Practice what you preach, right? For professional linguists and casual language learners, we preach reviewing early and reviewing often, so we’re take our advice and looking back on our year.
What have we been working on?
Transparent Language Online Updates
Where have we been working?
We serve schools, libraries, government agencies, and individuals around the world, so naturally our team does a bit of traveling.
This year our team traveled to 15 states to meet with and present to language teachers, professional linguists, librarians, and others who share our passion for language teaching and learning. Highlights included a very busy booth at ACTFL, the American Library Association, and Public Library Association Conferences (did you know most public libraries in Ohio, Iowa, Tennessee, and many libraries in other states offer free access to Transparent Language Online?)
What’s been on our minds?
How to Learn and Teach Language More Efficiently
Whether you are a professional linguist or just a casual learner, it can be hard to make time for studying and practicing a language. That’s why we put a lot of thought and research into how we present and teach language.
This year, we’ve been thinking about how to teach alphabet more efficiently, so learners can get to “the good stuff” faster and maintain that early motivation that learners feel. We believe integrated, content-agnostic alphabet learning achieves exactly that.
Balancing time spent on vocabulary vs. grammar has also been front of mind. Ideally, every learner should strive to build both a large vocabulary and a strong foundation of grammar knowledge. But where to begin? Studies have shown that, of all the factors contributing to language proficiency, vocabulary size is by far the single most significant factor, accounting for anywhere from 50% to 70% of proficiency gains depending on the language and the skill being studied. In 2019, we’ll be making improvements to our Learned Vocabulary system to help learners build—and maintain—their vocabulary.
Of course, vocabulary alone is insufficient.
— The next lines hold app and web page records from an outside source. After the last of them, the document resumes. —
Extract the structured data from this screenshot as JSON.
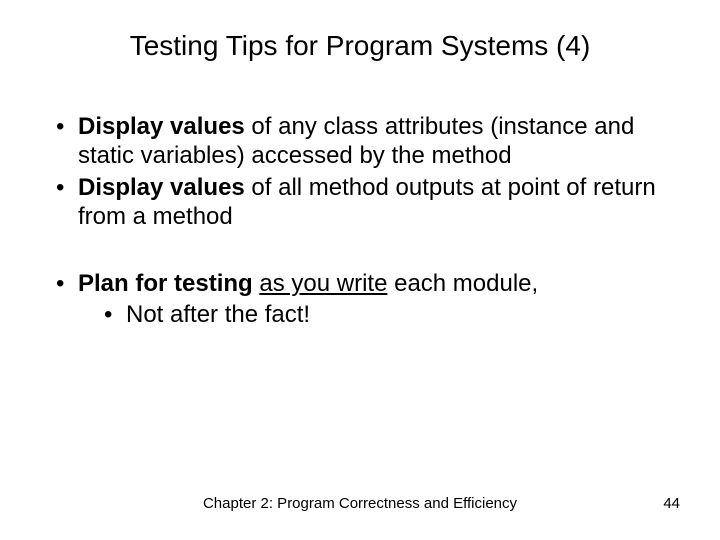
{
  "slide": {
    "title": "Testing Tips for Program Systems (4)",
    "bullets": {
      "b1_bold": "Display values",
      "b1_rest": " of any class attributes (instance and static variables) accessed by the method",
      "b2_bold": "Display values",
      "b2_rest": " of all method outputs at point of return from a method",
      "b3_bold": "Plan for testing ",
      "b3_underline": "as you write",
      "b3_rest": " each module,",
      "b3_sub": "Not after the fact!"
    },
    "footer": {
      "chapter": "Chapter 2: Program Correctness and Efficiency",
      "page": "44"
    }
  }
}
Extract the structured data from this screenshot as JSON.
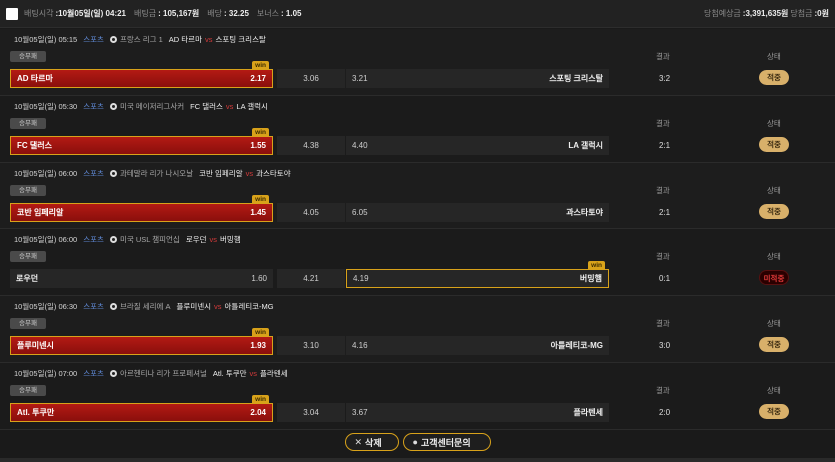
{
  "header": {
    "bet_time_label": "배팅시각",
    "bet_time_value": ":10월05일(일) 04:21",
    "bet_amount_label": "배팅금",
    "bet_amount_value": ": 105,167원",
    "odds_label": "배당",
    "odds_value": ": 32.25",
    "bonus_label": "보너스",
    "bonus_value": ": 1.05",
    "expected_win_label": "당첨예상금",
    "expected_win_value": ":3,391,635원",
    "won_label": "당첨금",
    "won_value": ":0원"
  },
  "columns": {
    "result": "결과",
    "status": "상태"
  },
  "market_label": "승무패",
  "sport_label": "스포츠",
  "vs": "vs",
  "win_tag": "win",
  "games": [
    {
      "date": "10월05일(일) 05:15",
      "league": "프랑스 리그 1",
      "home": "AD 타르마",
      "away": "스포팅 크리스탈",
      "home_odds": "2.17",
      "draw_odds": "3.06",
      "away_odds": "3.21",
      "selected": "home",
      "result": "3:2",
      "status": "적중",
      "status_type": "hit"
    },
    {
      "date": "10월05일(일) 05:30",
      "league": "미국 메이저리그사커",
      "home": "FC 댈러스",
      "away": "LA 갤럭시",
      "home_odds": "1.55",
      "draw_odds": "4.38",
      "away_odds": "4.40",
      "selected": "home",
      "result": "2:1",
      "status": "적중",
      "status_type": "hit"
    },
    {
      "date": "10월05일(일) 06:00",
      "league": "과테말라 리가 나시오날",
      "home": "코반 임페리알",
      "away": "과스타토야",
      "home_odds": "1.45",
      "draw_odds": "4.05",
      "away_odds": "6.05",
      "selected": "home",
      "result": "2:1",
      "status": "적중",
      "status_type": "hit"
    },
    {
      "date": "10월05일(일) 06:00",
      "league": "미국 USL 챔피언십",
      "home": "로우던",
      "away": "버밍햄",
      "home_odds": "1.60",
      "draw_odds": "4.21",
      "away_odds": "4.19",
      "selected": "away",
      "result": "0:1",
      "status": "미적중",
      "status_type": "miss"
    },
    {
      "date": "10월05일(일) 06:30",
      "league": "브라질 세리에 A",
      "home": "플루미넨시",
      "away": "아틀레티코-MG",
      "home_odds": "1.93",
      "draw_odds": "3.10",
      "away_odds": "4.16",
      "selected": "home",
      "result": "3:0",
      "status": "적중",
      "status_type": "hit"
    },
    {
      "date": "10월05일(일) 07:00",
      "league": "아르헨티나 리가 프로페셔널",
      "home": "Atl. 투쿠만",
      "away": "플라텐세",
      "home_odds": "2.04",
      "draw_odds": "3.04",
      "away_odds": "3.67",
      "selected": "home",
      "result": "2:0",
      "status": "적중",
      "status_type": "hit"
    }
  ],
  "footer": {
    "delete_label": "삭제",
    "delete_icon": "close-x-icon",
    "customer_center_label": "고객센터문의",
    "customer_center_icon": "user-icon"
  },
  "colors": {
    "selected_bg": "#b31a14",
    "selected_border": "#d8a21a",
    "hit_badge": "#d8b06a",
    "miss_text": "#e23a3a",
    "vs": "#d23a3a",
    "sport_link": "#5d86d0"
  }
}
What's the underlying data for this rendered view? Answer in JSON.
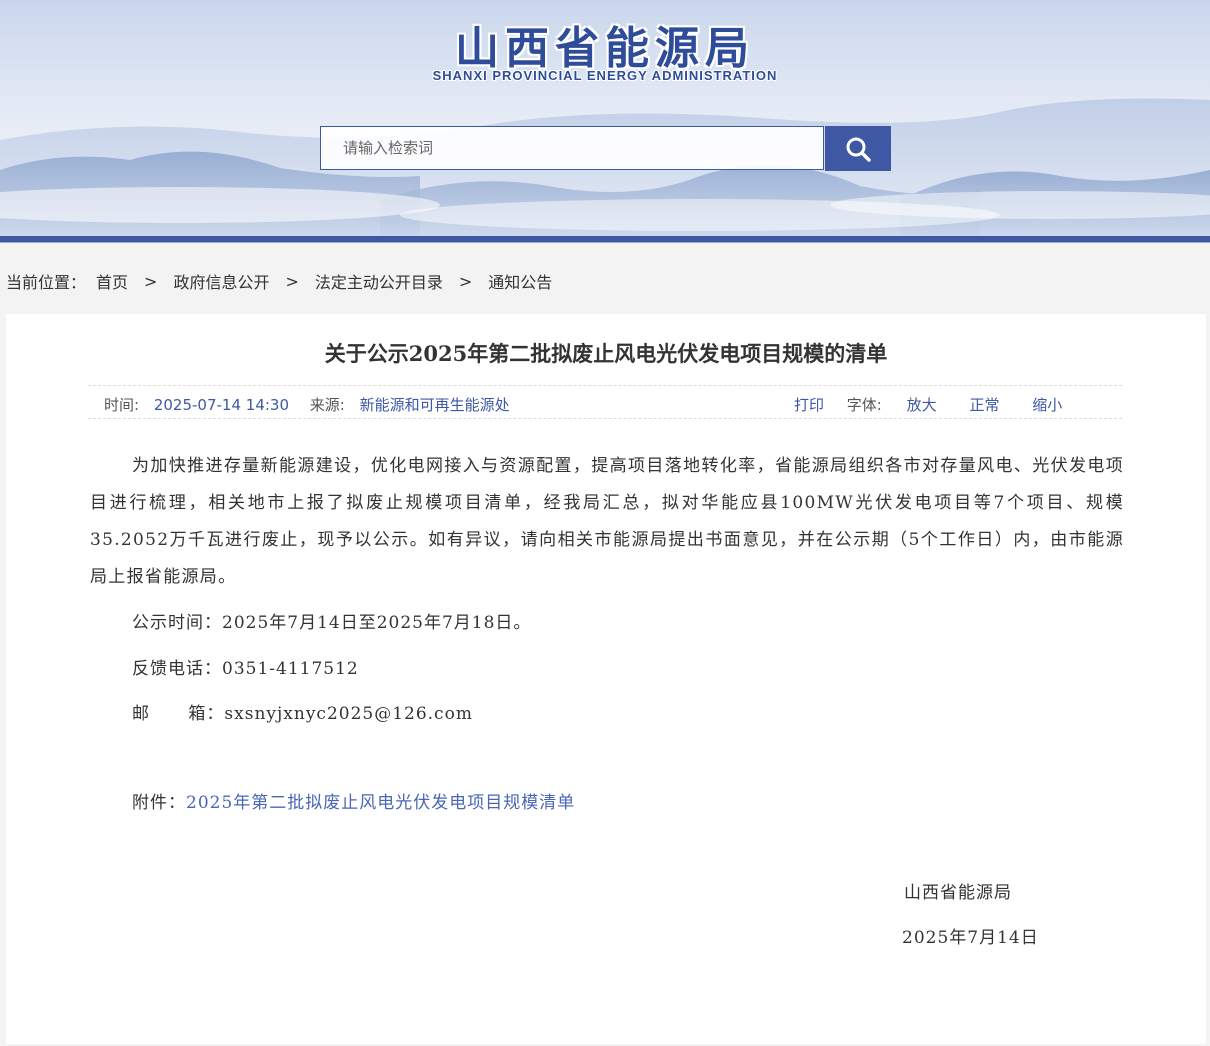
{
  "header": {
    "title": "山西省能源局",
    "subtitle": "SHANXI PROVINCIAL ENERGY ADMINISTRATION"
  },
  "search": {
    "placeholder": "请输入检索词",
    "button_icon": "search-icon"
  },
  "breadcrumb": {
    "label": "当前位置：",
    "items": [
      "首页",
      "政府信息公开",
      "法定主动公开目录",
      "通知公告"
    ],
    "separator": ">"
  },
  "article": {
    "title": "关于公示2025年第二批拟废止风电光伏发电项目规模的清单",
    "meta": {
      "time_label": "时间:",
      "time": "2025-07-14 14:30",
      "source_label": "来源:",
      "source": "新能源和可再生能源处",
      "print": "打印",
      "font_label": "字体:",
      "font_large": "放大",
      "font_normal": "正常",
      "font_small": "缩小"
    },
    "paragraph": "为加快推进存量新能源建设，优化电网接入与资源配置，提高项目落地转化率，省能源局组织各市对存量风电、光伏发电项目进行梳理，相关地市上报了拟废止规模项目清单，经我局汇总，拟对华能应县100MW光伏发电项目等7个项目、规模35.2052万千瓦进行废止，现予以公示。如有异议，请向相关市能源局提出书面意见，并在公示期（5个工作日）内，由市能源局上报省能源局。",
    "period": "公示时间：2025年7月14日至2025年7月18日。",
    "phone": "反馈电话：0351-4117512",
    "email": "邮      箱：sxsnyjxnyc2025@126.com",
    "attachment_label": "附件：",
    "attachment_link": "2025年第二批拟废止风电光伏发电项目规模清单",
    "signature_org": "山西省能源局",
    "signature_date": "2025年7月14日"
  },
  "colors": {
    "brand": "#3e58a3",
    "link": "#4a66b5",
    "page_bg": "#f3f3f3"
  }
}
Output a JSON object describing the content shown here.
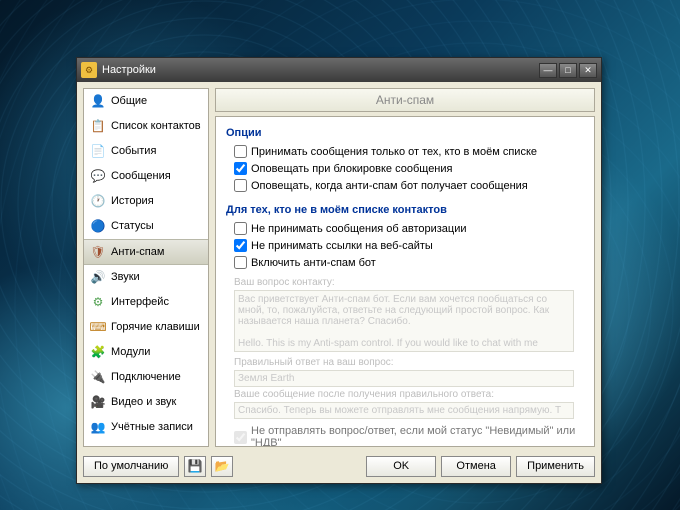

In our language training programs, we continue to have students practice and master vocabulary outside of class, arriving in class prepared to use and expand on that vocabulary through contextual, communicative activities.
Emphasizing Language Education in Schools
In a STEM-focused world, we’ve been thinking about the need to emphasize languages as a relevant, critical skill for young learners. We kicked off 2018 with a blog post called Sorry STEM, Google just made the case for more foreign language education, which has been circulated to more than 100,000 members of the language community this year. We cited a Google employee study that measured the most important qualities in Google’s top leaders—surprisingly (or perhaps not), the most valued skills were not tech skills but soft skills like communication, empathy, critical thinking, and understanding others’ perspectives. Those are all byproducts of language learning!
It’s no secret that the US faces a serious language deficit, which may be worsened by the national emphasis on STEM in the last decade. As an enabler of success in STEM fields, we are pushing for more parity between language and STEM in schools.
Ready to learn with us in 2019? Find out more about what we do at Transparent Language and how our online platforms can help you reach your language goals.